For a mom who puts on pounds just looking at a donut and lives a boring, solitary life, I’m ever so envious of my spaghetti-thin, 22-year-old babysitter Chloe who clearly hit the genetic lottery.
Chloe’s whole family — mom, dad, bro — were models, so she was destined for the catwalk before she could crawl. Everyone in her family was blessed with that perfect blend of DNA and genes that when all together they resemble a Ralph Lauran ad.
Recently I went to visit the widower of my artist friend Robin who had passed a year ago of lung cancer. After a long-winded conversation about the demands of caretaking, her husband gave me a tight hug and said something that made me cringe. “You’re very strong woman.”
I realize it was meant as a compliment, but it’s said so frequently I actually find it irritating. People hear the gritty details of my life – demanding job, special needs child, crazy baby daddy – and they make the hasty assumption that I have some sort of super powers. Ha! If only they knew.
I had an old-school mama who took a light-handed approach to parenting. With the exception of when my troublesome ways embarrassed the family, there were no one-on-one girly chats. The only real advice I remember her bestowing was never to wear white before Memorial Day or after Labor Day, ladies don’t smoke on the street and be nice.
Her advice to “be nice” was actually less a suggestion and more a personal mantra, as she said it with a Holy Roller’s fervor and it became her signature bark, as in: “Yes, you can go to the party. But, be nice!”
When my daughter Savannah was 13-months old she developed severe idiopathic thrombocytopenic (ITP) and needed an emergency blood transfusion. She – thankfully – survived, but I, no surprise, came down with a bad cold while she was in Pediatric Intensive Care (PICU).
“Why are you sick?” the haughty Indian resident examining my daughter during her morning rounds asked. Her indignation seemed to imply that I somehow violated an unspoken hospital rule that states kids can be in dire straights moms but must remain steely strong.
I learned to knit shortly after my daughter was born and soon became addicted, as it became my coping mechanism for dealing with all her medical issues. Like a mad woman on deadline, I furiously stitched my way through those countless doctor appointments and hospitalizations. At that time, I wasn’t as concern about finishing my the scarf or hat I was knitting inasmuch to trying to alleviate my stress and redirect my thoughts.
Looking back on those early years I can recall several occasions when doctors, noting my fragile emotional state, asked if I wanted “something.” I always refused. What got me through those long, lonely nights sitting in emergency rooms and waiting for tests results wasn’t prescription based, but some good yarn and needles.
In today’s New York Times there’s a great piece by Jane Brody on the health benefits of knitting. As a knitocholic who can’t go anywhere without having at least one knitting project stashed in my bag, I am delighted that knitting finally is getting the recognition it deserves.

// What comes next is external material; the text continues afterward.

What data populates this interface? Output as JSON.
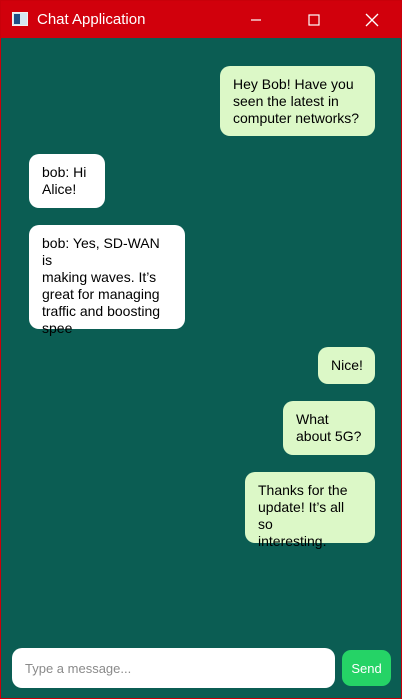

“He hates us and has reported half the office to Human Resources,” one of my two bosses vented during our initial meeting.
By the time I arrived at the company in late November, my bosses were exasperated with Jason’s antics. He was notorious for walking off the job when flustered and having heated arguments with staffers, so, my guess, they were trying to thwart a lawsuit.
Asking me to help with math homework is a bit like handing a map to a blind man and expecting him to provide directions.